Source information:
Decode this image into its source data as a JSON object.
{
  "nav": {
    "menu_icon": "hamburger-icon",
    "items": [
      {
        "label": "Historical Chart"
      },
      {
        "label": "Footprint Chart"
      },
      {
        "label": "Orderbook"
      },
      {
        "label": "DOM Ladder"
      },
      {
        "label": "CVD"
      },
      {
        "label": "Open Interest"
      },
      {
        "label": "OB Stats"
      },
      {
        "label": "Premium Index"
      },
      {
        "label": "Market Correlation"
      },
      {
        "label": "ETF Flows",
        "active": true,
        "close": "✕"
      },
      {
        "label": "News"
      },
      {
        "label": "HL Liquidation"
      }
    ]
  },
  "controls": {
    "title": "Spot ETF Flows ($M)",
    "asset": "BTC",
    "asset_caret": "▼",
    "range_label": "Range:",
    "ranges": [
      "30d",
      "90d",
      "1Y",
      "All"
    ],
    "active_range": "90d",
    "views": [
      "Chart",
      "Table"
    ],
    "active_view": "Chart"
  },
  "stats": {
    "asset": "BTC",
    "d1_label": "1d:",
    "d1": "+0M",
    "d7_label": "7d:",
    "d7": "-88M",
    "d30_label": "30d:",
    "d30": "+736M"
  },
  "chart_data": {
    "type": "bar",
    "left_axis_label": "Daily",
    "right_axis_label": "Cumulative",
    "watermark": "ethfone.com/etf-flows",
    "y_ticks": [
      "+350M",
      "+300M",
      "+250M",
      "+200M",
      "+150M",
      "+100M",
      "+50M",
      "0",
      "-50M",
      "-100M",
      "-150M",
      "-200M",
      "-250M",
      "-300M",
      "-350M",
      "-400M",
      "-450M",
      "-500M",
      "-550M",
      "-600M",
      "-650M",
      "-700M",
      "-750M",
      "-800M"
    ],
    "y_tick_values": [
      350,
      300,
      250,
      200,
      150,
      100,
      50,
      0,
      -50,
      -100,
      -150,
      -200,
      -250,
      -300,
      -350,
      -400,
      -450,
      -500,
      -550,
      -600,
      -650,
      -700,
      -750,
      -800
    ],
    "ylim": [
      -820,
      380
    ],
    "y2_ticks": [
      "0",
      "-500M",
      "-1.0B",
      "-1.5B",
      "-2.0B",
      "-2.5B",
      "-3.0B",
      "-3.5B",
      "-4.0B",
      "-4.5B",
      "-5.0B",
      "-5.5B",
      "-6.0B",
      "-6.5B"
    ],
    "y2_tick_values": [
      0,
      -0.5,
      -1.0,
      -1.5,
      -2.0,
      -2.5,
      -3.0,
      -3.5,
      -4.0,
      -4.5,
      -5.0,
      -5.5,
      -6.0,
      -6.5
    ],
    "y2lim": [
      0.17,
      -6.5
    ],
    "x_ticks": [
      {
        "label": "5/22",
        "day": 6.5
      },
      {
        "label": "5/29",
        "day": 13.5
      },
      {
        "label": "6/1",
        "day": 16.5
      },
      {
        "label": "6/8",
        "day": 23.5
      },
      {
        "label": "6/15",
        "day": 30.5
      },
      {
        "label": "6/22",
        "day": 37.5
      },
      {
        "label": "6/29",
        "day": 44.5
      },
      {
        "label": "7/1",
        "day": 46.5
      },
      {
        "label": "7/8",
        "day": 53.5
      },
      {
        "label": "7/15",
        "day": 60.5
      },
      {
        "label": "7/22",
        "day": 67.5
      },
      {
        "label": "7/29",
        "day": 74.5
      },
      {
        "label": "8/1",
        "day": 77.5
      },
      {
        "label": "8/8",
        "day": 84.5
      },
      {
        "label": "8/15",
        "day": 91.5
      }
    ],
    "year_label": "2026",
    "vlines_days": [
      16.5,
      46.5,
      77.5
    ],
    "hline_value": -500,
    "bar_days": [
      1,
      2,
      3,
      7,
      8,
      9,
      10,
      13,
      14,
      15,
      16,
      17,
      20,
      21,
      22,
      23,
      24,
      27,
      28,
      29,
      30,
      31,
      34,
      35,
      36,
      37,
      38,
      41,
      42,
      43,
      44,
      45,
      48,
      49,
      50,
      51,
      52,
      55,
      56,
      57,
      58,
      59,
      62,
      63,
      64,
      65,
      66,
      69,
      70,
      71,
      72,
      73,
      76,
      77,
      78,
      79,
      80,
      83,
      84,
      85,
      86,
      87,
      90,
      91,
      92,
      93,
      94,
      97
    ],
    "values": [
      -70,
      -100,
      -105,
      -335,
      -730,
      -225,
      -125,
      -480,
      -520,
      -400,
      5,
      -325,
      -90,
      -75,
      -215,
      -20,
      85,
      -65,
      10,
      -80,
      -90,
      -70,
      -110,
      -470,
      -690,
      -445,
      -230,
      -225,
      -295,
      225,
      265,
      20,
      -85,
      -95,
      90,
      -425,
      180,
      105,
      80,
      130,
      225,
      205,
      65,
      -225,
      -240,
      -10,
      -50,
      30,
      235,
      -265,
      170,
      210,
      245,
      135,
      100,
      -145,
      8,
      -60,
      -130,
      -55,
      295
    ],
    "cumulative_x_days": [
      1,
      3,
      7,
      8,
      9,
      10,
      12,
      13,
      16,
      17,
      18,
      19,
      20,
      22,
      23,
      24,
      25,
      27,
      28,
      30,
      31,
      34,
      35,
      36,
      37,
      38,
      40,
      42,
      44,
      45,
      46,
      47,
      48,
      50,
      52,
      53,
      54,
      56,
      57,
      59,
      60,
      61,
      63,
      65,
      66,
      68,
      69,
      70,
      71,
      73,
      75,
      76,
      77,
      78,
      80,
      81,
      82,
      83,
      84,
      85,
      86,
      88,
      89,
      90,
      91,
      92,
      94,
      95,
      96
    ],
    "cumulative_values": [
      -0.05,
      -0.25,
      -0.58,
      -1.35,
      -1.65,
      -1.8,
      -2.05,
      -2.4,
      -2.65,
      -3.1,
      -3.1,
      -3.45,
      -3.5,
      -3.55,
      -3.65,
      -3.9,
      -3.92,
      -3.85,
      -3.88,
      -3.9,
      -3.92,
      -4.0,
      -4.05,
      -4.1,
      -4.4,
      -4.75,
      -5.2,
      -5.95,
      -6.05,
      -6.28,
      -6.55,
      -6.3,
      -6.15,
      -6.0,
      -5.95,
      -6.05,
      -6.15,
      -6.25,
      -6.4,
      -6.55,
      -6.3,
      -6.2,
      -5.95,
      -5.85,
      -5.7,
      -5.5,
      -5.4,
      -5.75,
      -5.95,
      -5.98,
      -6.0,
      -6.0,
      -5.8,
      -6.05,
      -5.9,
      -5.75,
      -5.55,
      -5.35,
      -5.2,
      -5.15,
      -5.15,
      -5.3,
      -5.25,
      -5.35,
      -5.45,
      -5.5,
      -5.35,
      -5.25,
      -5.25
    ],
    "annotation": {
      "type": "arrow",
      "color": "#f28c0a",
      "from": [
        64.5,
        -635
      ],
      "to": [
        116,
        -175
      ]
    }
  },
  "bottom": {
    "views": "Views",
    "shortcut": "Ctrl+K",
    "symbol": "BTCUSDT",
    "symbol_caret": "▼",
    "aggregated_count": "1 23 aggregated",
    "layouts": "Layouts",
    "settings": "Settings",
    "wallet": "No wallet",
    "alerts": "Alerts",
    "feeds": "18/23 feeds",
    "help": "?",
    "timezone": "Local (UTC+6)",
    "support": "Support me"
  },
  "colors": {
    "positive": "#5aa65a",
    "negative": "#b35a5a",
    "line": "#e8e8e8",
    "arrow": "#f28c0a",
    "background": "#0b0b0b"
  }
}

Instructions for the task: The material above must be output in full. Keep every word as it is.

Final answer:
Decode this image into its source data as a JSON object.
{
  "nav": {
    "menu_icon": "hamburger-icon",
    "items": [
      {
        "label": "Historical Chart"
      },
      {
        "label": "Footprint Chart"
      },
      {
        "label": "Orderbook"
      },
      {
        "label": "DOM Ladder"
      },
      {
        "label": "CVD"
      },
      {
        "label": "Open Interest"
      },
      {
        "label": "OB Stats"
      },
      {
        "label": "Premium Index"
      },
      {
        "label": "Market Correlation"
      },
      {
        "label": "ETF Flows",
        "active": true,
        "close": "✕"
      },
      {
        "label": "News"
      },
      {
        "label": "HL Liquidation"
      }
    ]
  },
  "controls": {
    "title": "Spot ETF Flows ($M)",
    "asset": "BTC",
    "asset_caret": "▼",
    "range_label": "Range:",
    "ranges": [
      "30d",
      "90d",
      "1Y",
      "All"
    ],
    "active_range": "90d",
    "views": [
      "Chart",
      "Table"
    ],
    "active_view": "Chart"
  },
  "stats": {
    "asset": "BTC",
    "d1_label": "1d:",
    "d1": "+0M",
    "d7_label": "7d:",
    "d7": "-88M",
    "d30_label": "30d:",
    "d30": "+736M"
  },
  "chart_data": {
    "type": "bar",
    "left_axis_label": "Daily",
    "right_axis_label": "Cumulative",
    "watermark": "ethfone.com/etf-flows",
    "y_ticks": [
      "+350M",
      "+300M",
      "+250M",
      "+200M",
      "+150M",
      "+100M",
      "+50M",
      "0",
      "-50M",
      "-100M",
      "-150M",
      "-200M",
      "-250M",
      "-300M",
      "-350M",
      "-400M",
      "-450M",
      "-500M",
      "-550M",
      "-600M",
      "-650M",
      "-700M",
      "-750M",
      "-800M"
    ],
    "y_tick_values": [
      350,
      300,
      250,
      200,
      150,
      100,
      50,
      0,
      -50,
      -100,
      -150,
      -200,
      -250,
      -300,
      -350,
      -400,
      -450,
      -500,
      -550,
      -600,
      -650,
      -700,
      -750,
      -800
    ],
    "ylim": [
      -820,
      380
    ],
    "y2_ticks": [
      "0",
      "-500M",
      "-1.0B",
      "-1.5B",
      "-2.0B",
      "-2.5B",
      "-3.0B",
      "-3.5B",
      "-4.0B",
      "-4.5B",
      "-5.0B",
      "-5.5B",
      "-6.0B",
      "-6.5B"
    ],
    "y2_tick_values": [
      0,
      -0.5,
      -1.0,
      -1.5,
      -2.0,
      -2.5,
      -3.0,
      -3.5,
      -4.0,
      -4.5,
      -5.0,
      -5.5,
      -6.0,
      -6.5
    ],
    "y2lim": [
      0.17,
      -6.5
    ],
    "x_ticks": [
      {
        "label": "5/22",
        "day": 6.5
      },
      {
        "label": "5/29",
        "day": 13.5
      },
      {
        "label": "6/1",
        "day": 16.5
      },
      {
        "label": "6/8",
        "day": 23.5
      },
      {
        "label": "6/15",
        "day": 30.5
      },
      {
        "label": "6/22",
        "day": 37.5
      },
      {
        "label": "6/29",
        "day": 44.5
      },
      {
        "label": "7/1",
        "day": 46.5
      },
      {
        "label": "7/8",
        "day": 53.5
      },
      {
        "label": "7/15",
        "day": 60.5
      },
      {
        "label": "7/22",
        "day": 67.5
      },
      {
        "label": "7/29",
        "day": 74.5
      },
      {
        "label": "8/1",
        "day": 77.5
      },
      {
        "label": "8/8",
        "day": 84.5
      },
      {
        "label": "8/15",
        "day": 91.5
      }
    ],
    "year_label": "2026",
    "vlines_days": [
      16.5,
      46.5,
      77.5
    ],
    "hline_value": -500,
    "bar_days": [
      1,
      2,
      3,
      7,
      8,
      9,
      10,
      13,
      14,
      15,
      16,
      17,
      20,
      21,
      22,
      23,
      24,
      27,
      28,
      29,
      30,
      31,
      34,
      35,
      36,
      37,
      38,
      41,
      42,
      43,
      44,
      45,
      48,
      49,
      50,
      51,
      52,
      55,
      56,
      57,
      58,
      59,
      62,
      63,
      64,
      65,
      66,
      69,
      70,
      71,
      72,
      73,
      76,
      77,
      78,
      79,
      80,
      83,
      84,
      85,
      86,
      87,
      90,
      91,
      92,
      93,
      94,
      97
    ],
    "values": [
      -70,
      -100,
      -105,
      -335,
      -730,
      -225,
      -125,
      -480,
      -520,
      -400,
      5,
      -325,
      -90,
      -75,
      -215,
      -20,
      85,
      -65,
      10,
      -80,
      -90,
      -70,
      -110,
      -470,
      -690,
      -445,
      -230,
      -225,
      -295,
      225,
      265,
      20,
      -85,
      -95,
      90,
      -425,
      180,
      105,
      80,
      130,
      225,
      205,
      65,
      -225,
      -240,
      -10,
      -50,
      30,
      235,
      -265,
      170,
      210,
      245,
      135,
      100,
      -145,
      8,
      -60,
      -130,
      -55,
      295
    ],
    "cumulative_x_days": [
      1,
      3,
      7,
      8,
      9,
      10,
      12,
      13,
      16,
      17,
      18,
      19,
      20,
      22,
      23,
      24,
      25,
      27,
      28,
      30,
      31,
      34,
      35,
      36,
      37,
      38,
      40,
      42,
      44,
      45,
      46,
      47,
      48,
      50,
      52,
      53,
      54,
      56,
      57,
      59,
      60,
      61,
      63,
      65,
      66,
      68,
      69,
      70,
      71,
      73,
      75,
      76,
      77,
      78,
      80,
      81,
      82,
      83,
      84,
      85,
      86,
      88,
      89,
      90,
      91,
      92,
      94,
      95,
      96
    ],
    "cumulative_values": [
      -0.05,
      -0.25,
      -0.58,
      -1.35,
      -1.65,
      -1.8,
      -2.05,
      -2.4,
      -2.65,
      -3.1,
      -3.1,
      -3.45,
      -3.5,
      -3.55,
      -3.65,
      -3.9,
      -3.92,
      -3.85,
      -3.88,
      -3.9,
      -3.92,
      -4.0,
      -4.05,
      -4.1,
      -4.4,
      -4.75,
      -5.2,
      -5.95,
      -6.05,
      -6.28,
      -6.55,
      -6.3,
      -6.15,
      -6.0,
      -5.95,
      -6.05,
      -6.15,
      -6.25,
      -6.4,
      -6.55,
      -6.3,
      -6.2,
      -5.95,
      -5.85,
      -5.7,
      -5.5,
      -5.4,
      -5.75,
      -5.95,
      -5.98,
      -6.0,
      -6.0,
      -5.8,
      -6.05,
      -5.9,
      -5.75,
      -5.55,
      -5.35,
      -5.2,
      -5.15,
      -5.15,
      -5.3,
      -5.25,
      -5.35,
      -5.45,
      -5.5,
      -5.35,
      -5.25,
      -5.25
    ],
    "annotation": {
      "type": "arrow",
      "color": "#f28c0a",
      "from": [
        64.5,
        -635
      ],
      "to": [
        116,
        -175
      ]
    }
  },
  "bottom": {
    "views": "Views",
    "shortcut": "Ctrl+K",
    "symbol": "BTCUSDT",
    "symbol_caret": "▼",
    "aggregated_count": "1 23 aggregated",
    "layouts": "Layouts",
    "settings": "Settings",
    "wallet": "No wallet",
    "alerts": "Alerts",
    "feeds": "18/23 feeds",
    "help": "?",
    "timezone": "Local (UTC+6)",
    "support": "Support me"
  },
  "colors": {
    "positive": "#5aa65a",
    "negative": "#b35a5a",
    "line": "#e8e8e8",
    "arrow": "#f28c0a",
    "background": "#0b0b0b"
  }
}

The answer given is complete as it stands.